**Exercise directions:**
Whenever a line of the entries below holds the string "Create", copy that line and return it.

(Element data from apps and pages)

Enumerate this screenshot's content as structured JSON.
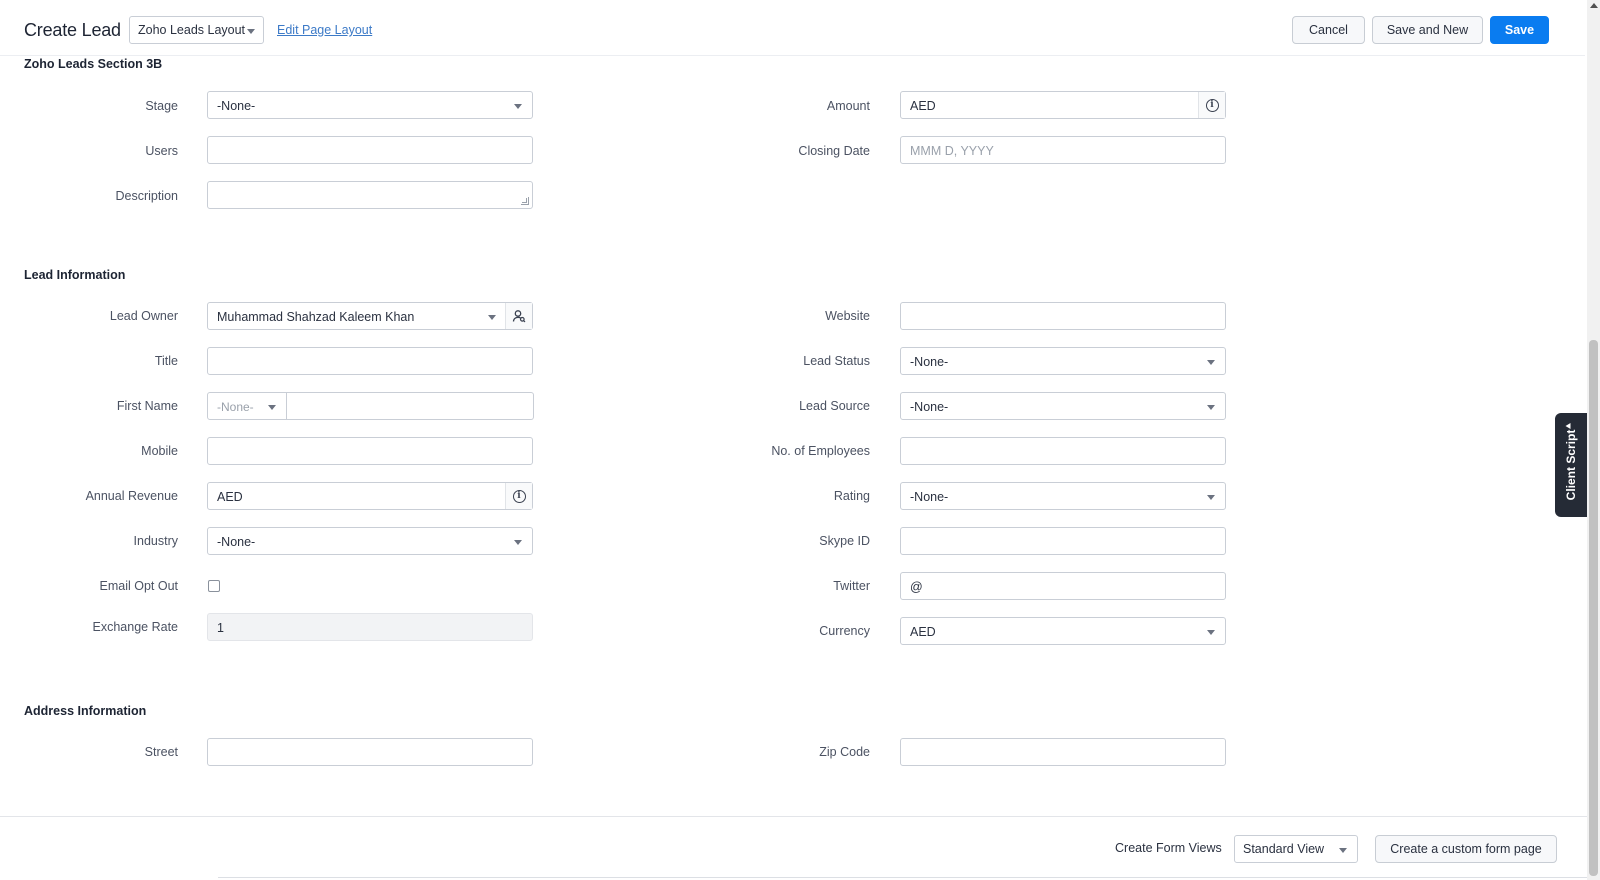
{
  "header": {
    "title": "Create Lead",
    "layout_select": "Zoho Leads Layout",
    "edit_layout_link": "Edit Page Layout",
    "cancel_label": "Cancel",
    "save_new_label": "Save and New",
    "save_label": "Save",
    "colors": {
      "primary_button": "#0a7cf0",
      "link": "#3c7ac7"
    }
  },
  "section_3b": {
    "title": "Zoho Leads Section 3B",
    "stage": {
      "label": "Stage",
      "value": "-None-"
    },
    "users": {
      "label": "Users",
      "value": ""
    },
    "description": {
      "label": "Description",
      "value": ""
    },
    "amount": {
      "label": "Amount",
      "value": "AED"
    },
    "closing_date": {
      "label": "Closing Date",
      "placeholder": "MMM D, YYYY"
    }
  },
  "lead_info": {
    "title": "Lead Information",
    "lead_owner": {
      "label": "Lead Owner",
      "value": "Muhammad Shahzad Kaleem Khan"
    },
    "title_field": {
      "label": "Title",
      "value": ""
    },
    "first_name": {
      "label": "First Name",
      "salutation": "-None-",
      "value": ""
    },
    "mobile": {
      "label": "Mobile",
      "value": ""
    },
    "annual_revenue": {
      "label": "Annual Revenue",
      "value": "AED"
    },
    "industry": {
      "label": "Industry",
      "value": "-None-"
    },
    "email_opt_out": {
      "label": "Email Opt Out",
      "checked": false
    },
    "exchange_rate": {
      "label": "Exchange Rate",
      "value": "1"
    },
    "website": {
      "label": "Website",
      "value": ""
    },
    "lead_status": {
      "label": "Lead Status",
      "value": "-None-"
    },
    "lead_source": {
      "label": "Lead Source",
      "value": "-None-"
    },
    "employees": {
      "label": "No. of Employees",
      "value": ""
    },
    "rating": {
      "label": "Rating",
      "value": "-None-"
    },
    "skype": {
      "label": "Skype ID",
      "value": ""
    },
    "twitter": {
      "label": "Twitter",
      "value": "@"
    },
    "currency": {
      "label": "Currency",
      "value": "AED"
    }
  },
  "address_info": {
    "title": "Address Information",
    "street": {
      "label": "Street",
      "value": ""
    },
    "zip": {
      "label": "Zip Code",
      "value": ""
    }
  },
  "client_script": {
    "label": "Client Script"
  },
  "footer": {
    "form_views_label": "Create Form Views",
    "view_select": "Standard View",
    "custom_page_button": "Create a custom form page"
  }
}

**Response to the task:**
    "title": "Create Lead",
    "form_views_label": "Create Form Views",
    "custom_page_button": "Create a custom form page"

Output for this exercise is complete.